Richmond crime reporter Willie Black’s dying daily is granted at least a few more weeks of life by a grisly discovery well off the beaten path.
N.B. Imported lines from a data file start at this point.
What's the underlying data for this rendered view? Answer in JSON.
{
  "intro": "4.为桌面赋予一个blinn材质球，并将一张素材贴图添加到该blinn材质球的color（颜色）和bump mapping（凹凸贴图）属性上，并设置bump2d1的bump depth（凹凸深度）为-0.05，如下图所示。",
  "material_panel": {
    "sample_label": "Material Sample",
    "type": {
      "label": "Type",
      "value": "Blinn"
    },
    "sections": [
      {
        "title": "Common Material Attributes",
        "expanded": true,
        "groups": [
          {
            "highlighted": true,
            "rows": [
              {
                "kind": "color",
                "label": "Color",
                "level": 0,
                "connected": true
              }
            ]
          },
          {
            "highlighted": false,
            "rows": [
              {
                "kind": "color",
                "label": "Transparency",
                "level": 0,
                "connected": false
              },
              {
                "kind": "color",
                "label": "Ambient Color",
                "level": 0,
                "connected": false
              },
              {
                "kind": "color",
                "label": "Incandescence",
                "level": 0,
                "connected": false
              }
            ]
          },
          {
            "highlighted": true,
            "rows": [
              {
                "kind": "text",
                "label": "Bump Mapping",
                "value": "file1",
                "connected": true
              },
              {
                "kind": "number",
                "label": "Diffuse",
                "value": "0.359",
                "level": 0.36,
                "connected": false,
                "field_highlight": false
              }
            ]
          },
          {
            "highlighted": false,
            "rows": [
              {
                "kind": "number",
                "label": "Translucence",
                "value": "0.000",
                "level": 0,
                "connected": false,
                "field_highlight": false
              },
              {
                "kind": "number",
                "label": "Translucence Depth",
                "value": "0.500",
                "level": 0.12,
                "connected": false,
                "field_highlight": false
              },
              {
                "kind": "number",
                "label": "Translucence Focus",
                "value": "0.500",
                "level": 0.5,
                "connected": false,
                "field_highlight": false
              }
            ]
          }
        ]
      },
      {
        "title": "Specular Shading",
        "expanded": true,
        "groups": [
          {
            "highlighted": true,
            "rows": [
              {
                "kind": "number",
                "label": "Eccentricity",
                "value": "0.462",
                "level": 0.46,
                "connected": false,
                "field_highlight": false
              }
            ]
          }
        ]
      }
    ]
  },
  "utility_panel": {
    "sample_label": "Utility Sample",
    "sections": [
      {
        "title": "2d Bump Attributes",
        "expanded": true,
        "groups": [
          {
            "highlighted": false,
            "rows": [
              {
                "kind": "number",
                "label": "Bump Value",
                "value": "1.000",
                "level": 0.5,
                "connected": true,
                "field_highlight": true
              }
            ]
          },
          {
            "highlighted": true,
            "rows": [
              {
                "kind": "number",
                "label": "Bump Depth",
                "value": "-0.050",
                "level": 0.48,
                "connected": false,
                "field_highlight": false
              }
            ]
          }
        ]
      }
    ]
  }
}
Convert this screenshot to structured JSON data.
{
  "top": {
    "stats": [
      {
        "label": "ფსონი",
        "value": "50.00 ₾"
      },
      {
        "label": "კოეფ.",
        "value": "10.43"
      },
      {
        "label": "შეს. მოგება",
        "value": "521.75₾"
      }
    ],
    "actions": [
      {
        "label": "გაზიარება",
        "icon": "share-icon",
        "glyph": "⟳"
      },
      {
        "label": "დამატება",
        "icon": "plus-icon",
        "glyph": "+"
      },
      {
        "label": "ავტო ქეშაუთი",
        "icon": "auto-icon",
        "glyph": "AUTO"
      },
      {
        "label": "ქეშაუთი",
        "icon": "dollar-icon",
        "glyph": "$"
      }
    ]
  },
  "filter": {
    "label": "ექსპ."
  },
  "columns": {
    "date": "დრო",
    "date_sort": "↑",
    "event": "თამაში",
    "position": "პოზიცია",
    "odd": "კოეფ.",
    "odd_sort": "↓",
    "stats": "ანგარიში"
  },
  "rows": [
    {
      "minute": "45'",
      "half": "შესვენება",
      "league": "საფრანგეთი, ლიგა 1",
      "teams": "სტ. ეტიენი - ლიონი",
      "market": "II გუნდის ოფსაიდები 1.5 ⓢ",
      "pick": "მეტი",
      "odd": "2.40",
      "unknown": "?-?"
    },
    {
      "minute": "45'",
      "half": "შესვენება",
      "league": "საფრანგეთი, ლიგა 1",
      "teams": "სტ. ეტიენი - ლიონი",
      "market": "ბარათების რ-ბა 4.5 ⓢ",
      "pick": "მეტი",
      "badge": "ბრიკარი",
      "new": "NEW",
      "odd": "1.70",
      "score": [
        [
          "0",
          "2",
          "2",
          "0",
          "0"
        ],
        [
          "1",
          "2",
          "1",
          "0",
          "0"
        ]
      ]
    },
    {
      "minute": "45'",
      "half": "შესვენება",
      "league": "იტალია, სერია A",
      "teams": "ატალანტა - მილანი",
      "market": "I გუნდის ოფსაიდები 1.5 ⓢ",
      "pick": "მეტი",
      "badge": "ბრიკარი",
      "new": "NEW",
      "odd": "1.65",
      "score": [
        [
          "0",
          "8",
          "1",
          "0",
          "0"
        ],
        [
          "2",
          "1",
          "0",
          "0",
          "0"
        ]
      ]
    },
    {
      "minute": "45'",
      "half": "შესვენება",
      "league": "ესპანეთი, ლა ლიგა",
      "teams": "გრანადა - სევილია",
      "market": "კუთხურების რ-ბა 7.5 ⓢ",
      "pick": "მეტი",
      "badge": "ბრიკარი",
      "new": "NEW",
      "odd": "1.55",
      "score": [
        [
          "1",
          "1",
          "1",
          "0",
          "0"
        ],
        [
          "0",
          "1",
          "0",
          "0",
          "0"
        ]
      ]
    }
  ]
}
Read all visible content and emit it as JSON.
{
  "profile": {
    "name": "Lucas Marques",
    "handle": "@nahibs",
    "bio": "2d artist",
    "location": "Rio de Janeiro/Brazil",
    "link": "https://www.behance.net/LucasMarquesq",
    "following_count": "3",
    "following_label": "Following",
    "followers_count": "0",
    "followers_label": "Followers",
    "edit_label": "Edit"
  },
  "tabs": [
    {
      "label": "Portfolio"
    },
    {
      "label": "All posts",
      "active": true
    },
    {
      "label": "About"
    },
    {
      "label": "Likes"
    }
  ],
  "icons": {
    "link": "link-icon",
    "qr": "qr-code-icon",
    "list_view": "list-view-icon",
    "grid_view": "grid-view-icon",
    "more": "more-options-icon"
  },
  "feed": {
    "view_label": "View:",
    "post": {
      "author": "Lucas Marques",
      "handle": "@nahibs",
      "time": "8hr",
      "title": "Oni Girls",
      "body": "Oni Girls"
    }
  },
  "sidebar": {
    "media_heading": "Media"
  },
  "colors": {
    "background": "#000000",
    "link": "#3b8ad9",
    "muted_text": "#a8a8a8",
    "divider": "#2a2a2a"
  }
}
A pair of teens who assure the police that they were just enjoying the view of the James River from Belle Isle stumble over a severed leg still wearing a pricey athletic shoe. The shock of their discovery is magnified when the rest of the body, bashed to death, turns out to be that of Teddy “T-Bone” Delmonico, a local college football star from 50 years ago. Teddy never made much of a splash in the NFL, and his main claim to fame in recent years has been serving as the figurehead for DelFarr, an investment firm that bilked its investors out of some serious coin. No sooner has Mills Farrington, the brains behind DelFarr, emerged as a prime suspect than he removes himself from suspicion by getting fatally shot. That leaves mostly Teddy’s family—his first wife, Kathy Simmons, a realtor who’s moved on; his second wife, Felicia Delmonico, who’s busy running for Congress; and his truculent son, Brady, whose older brother died of a football injury years and years ago—to fill the void. The mystery, as Willie would be the first to admit, is an unholy mess. But Owen shines bright as ever in tracing the remorseless pressures on his journalist hero, who’s so hard-pressed in his quest to uncover the big picture by the rush to meet his daily deadlines for updates that he’s constantly in danger of missing the forest for the trees.
The big story here: the surprising kinship between the journalistic whodunit and the police procedural.